[Records from a dataset]
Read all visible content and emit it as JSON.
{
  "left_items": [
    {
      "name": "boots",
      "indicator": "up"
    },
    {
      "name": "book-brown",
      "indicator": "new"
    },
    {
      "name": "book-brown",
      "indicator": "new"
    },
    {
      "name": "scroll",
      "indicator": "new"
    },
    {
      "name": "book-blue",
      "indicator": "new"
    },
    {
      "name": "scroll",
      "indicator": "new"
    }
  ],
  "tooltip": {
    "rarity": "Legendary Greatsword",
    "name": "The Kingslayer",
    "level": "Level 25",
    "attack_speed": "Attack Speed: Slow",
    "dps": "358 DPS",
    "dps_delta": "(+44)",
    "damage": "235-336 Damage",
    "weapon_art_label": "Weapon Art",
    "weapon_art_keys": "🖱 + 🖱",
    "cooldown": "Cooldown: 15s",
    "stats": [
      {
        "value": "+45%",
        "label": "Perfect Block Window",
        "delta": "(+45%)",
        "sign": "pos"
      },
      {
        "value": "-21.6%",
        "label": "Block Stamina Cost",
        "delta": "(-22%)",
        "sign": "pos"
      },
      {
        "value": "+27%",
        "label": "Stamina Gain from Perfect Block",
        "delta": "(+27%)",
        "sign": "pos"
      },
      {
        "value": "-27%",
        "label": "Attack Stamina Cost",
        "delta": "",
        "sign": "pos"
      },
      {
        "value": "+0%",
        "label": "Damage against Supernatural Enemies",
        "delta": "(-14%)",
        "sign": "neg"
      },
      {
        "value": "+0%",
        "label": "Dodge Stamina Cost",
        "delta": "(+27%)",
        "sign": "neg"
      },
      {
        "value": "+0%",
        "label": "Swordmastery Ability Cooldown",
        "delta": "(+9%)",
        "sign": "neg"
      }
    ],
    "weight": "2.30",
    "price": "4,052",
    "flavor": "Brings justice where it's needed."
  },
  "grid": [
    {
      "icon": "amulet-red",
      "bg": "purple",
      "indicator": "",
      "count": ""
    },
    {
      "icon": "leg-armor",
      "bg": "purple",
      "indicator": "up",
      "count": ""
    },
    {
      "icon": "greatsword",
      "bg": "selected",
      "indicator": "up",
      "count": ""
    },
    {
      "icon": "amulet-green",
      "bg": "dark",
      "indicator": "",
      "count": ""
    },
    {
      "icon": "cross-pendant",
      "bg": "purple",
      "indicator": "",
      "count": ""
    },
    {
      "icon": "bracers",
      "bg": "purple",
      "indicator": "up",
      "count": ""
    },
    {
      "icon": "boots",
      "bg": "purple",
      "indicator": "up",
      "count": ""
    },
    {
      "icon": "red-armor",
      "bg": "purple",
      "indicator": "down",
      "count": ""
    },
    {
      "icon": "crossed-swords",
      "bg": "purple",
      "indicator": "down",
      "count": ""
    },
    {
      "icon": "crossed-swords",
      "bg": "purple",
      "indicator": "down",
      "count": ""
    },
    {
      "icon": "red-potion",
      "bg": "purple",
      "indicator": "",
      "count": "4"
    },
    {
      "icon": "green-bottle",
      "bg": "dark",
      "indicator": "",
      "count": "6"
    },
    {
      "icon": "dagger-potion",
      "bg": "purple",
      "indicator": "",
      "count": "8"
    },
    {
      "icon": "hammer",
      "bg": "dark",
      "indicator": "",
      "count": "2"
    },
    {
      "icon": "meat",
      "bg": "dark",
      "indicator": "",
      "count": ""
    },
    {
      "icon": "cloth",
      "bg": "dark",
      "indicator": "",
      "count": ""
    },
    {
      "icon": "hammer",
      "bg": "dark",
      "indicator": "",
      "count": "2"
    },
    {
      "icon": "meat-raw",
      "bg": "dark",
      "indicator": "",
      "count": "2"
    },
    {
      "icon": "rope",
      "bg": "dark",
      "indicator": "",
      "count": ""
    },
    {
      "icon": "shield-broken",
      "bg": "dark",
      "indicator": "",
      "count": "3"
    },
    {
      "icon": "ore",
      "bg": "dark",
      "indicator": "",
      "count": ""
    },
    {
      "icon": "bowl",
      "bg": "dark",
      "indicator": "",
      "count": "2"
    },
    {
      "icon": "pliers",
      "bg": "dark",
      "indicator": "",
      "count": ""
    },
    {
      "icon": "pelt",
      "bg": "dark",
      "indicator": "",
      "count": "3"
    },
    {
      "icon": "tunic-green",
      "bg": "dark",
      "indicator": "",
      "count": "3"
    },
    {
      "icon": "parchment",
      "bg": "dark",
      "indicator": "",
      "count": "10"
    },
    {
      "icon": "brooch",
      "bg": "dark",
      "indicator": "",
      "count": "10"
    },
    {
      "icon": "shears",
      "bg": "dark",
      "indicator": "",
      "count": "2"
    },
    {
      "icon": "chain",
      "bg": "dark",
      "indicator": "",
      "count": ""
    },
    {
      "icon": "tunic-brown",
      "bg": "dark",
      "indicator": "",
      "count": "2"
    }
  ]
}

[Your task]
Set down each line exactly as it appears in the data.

[Solution to this problem]
Read all visible content and emit it as JSON.
{
  "left_items": [
    {
      "name": "boots",
      "indicator": "up"
    },
    {
      "name": "book-brown",
      "indicator": "new"
    },
    {
      "name": "book-brown",
      "indicator": "new"
    },
    {
      "name": "scroll",
      "indicator": "new"
    },
    {
      "name": "book-blue",
      "indicator": "new"
    },
    {
      "name": "scroll",
      "indicator": "new"
    }
  ],
  "tooltip": {
    "rarity": "Legendary Greatsword",
    "name": "The Kingslayer",
    "level": "Level 25",
    "attack_speed": "Attack Speed: Slow",
    "dps": "358 DPS",
    "dps_delta": "(+44)",
    "damage": "235-336 Damage",
    "weapon_art_label": "Weapon Art",
    "weapon_art_keys": "🖱 + 🖱",
    "cooldown": "Cooldown: 15s",
    "stats": [
      {
        "value": "+45%",
        "label": "Perfect Block Window",
        "delta": "(+45%)",
        "sign": "pos"
      },
      {
        "value": "-21.6%",
        "label": "Block Stamina Cost",
        "delta": "(-22%)",
        "sign": "pos"
      },
      {
        "value": "+27%",
        "label": "Stamina Gain from Perfect Block",
        "delta": "(+27%)",
        "sign": "pos"
      },
      {
        "value": "-27%",
        "label": "Attack Stamina Cost",
        "delta": "",
        "sign": "pos"
      },
      {
        "value": "+0%",
        "label": "Damage against Supernatural Enemies",
        "delta": "(-14%)",
        "sign": "neg"
      },
      {
        "value": "+0%",
        "label": "Dodge Stamina Cost",
        "delta": "(+27%)",
        "sign": "neg"
      },
      {
        "value": "+0%",
        "label": "Swordmastery Ability Cooldown",
        "delta": "(+9%)",
        "sign": "neg"
      }
    ],
    "weight": "2.30",
    "price": "4,052",
    "flavor": "Brings justice where it's needed."
  },
  "grid": [
    {
      "icon": "amulet-red",
      "bg": "purple",
      "indicator": "",
      "count": ""
    },
    {
      "icon": "leg-armor",
      "bg": "purple",
      "indicator": "up",
      "count": ""
    },
    {
      "icon": "greatsword",
      "bg": "selected",
      "indicator": "up",
      "count": ""
    },
    {
      "icon": "amulet-green",
      "bg": "dark",
      "indicator": "",
      "count": ""
    },
    {
      "icon": "cross-pendant",
      "bg": "purple",
      "indicator": "",
      "count": ""
    },
    {
      "icon": "bracers",
      "bg": "purple",
      "indicator": "up",
      "count": ""
    },
    {
      "icon": "boots",
      "bg": "purple",
      "indicator": "up",
      "count": ""
    },
    {
      "icon": "red-armor",
      "bg": "purple",
      "indicator": "down",
      "count": ""
    },
    {
      "icon": "crossed-swords",
      "bg": "purple",
      "indicator": "down",
      "count": ""
    },
    {
      "icon": "crossed-swords",
      "bg": "purple",
      "indicator": "down",
      "count": ""
    },
    {
      "icon": "red-potion",
      "bg": "purple",
      "indicator": "",
      "count": "4"
    },
    {
      "icon": "green-bottle",
      "bg": "dark",
      "indicator": "",
      "count": "6"
    },
    {
      "icon": "dagger-potion",
      "bg": "purple",
      "indicator": "",
      "count": "8"
    },
    {
      "icon": "hammer",
      "bg": "dark",
      "indicator": "",
      "count": "2"
    },
    {
      "icon": "meat",
      "bg": "dark",
      "indicator": "",
      "count": ""
    },
    {
      "icon": "cloth",
      "bg": "dark",
      "indicator": "",
      "count": ""
    },
    {
      "icon": "hammer",
      "bg": "dark",
      "indicator": "",
      "count": "2"
    },
    {
      "icon": "meat-raw",
      "bg": "dark",
      "indicator": "",
      "count": "2"
    },
    {
      "icon": "rope",
      "bg": "dark",
      "indicator": "",
      "count": ""
    },
    {
      "icon": "shield-broken",
      "bg": "dark",
      "indicator": "",
      "count": "3"
    },
    {
      "icon": "ore",
      "bg": "dark",
      "indicator": "",
      "count": ""
    },
    {
      "icon": "bowl",
      "bg": "dark",
      "indicator": "",
      "count": "2"
    },
    {
      "icon": "pliers",
      "bg": "dark",
      "indicator": "",
      "count": ""
    },
    {
      "icon": "pelt",
      "bg": "dark",
      "indicator": "",
      "count": "3"
    },
    {
      "icon": "tunic-green",
      "bg": "dark",
      "indicator": "",
      "count": "3"
    },
    {
      "icon": "parchment",
      "bg": "dark",
      "indicator": "",
      "count": "10"
    },
    {
      "icon": "brooch",
      "bg": "dark",
      "indicator": "",
      "count": "10"
    },
    {
      "icon": "shears",
      "bg": "dark",
      "indicator": "",
      "count": "2"
    },
    {
      "icon": "chain",
      "bg": "dark",
      "indicator": "",
      "count": ""
    },
    {
      "icon": "tunic-brown",
      "bg": "dark",
      "indicator": "",
      "count": "2"
    }
  ]
}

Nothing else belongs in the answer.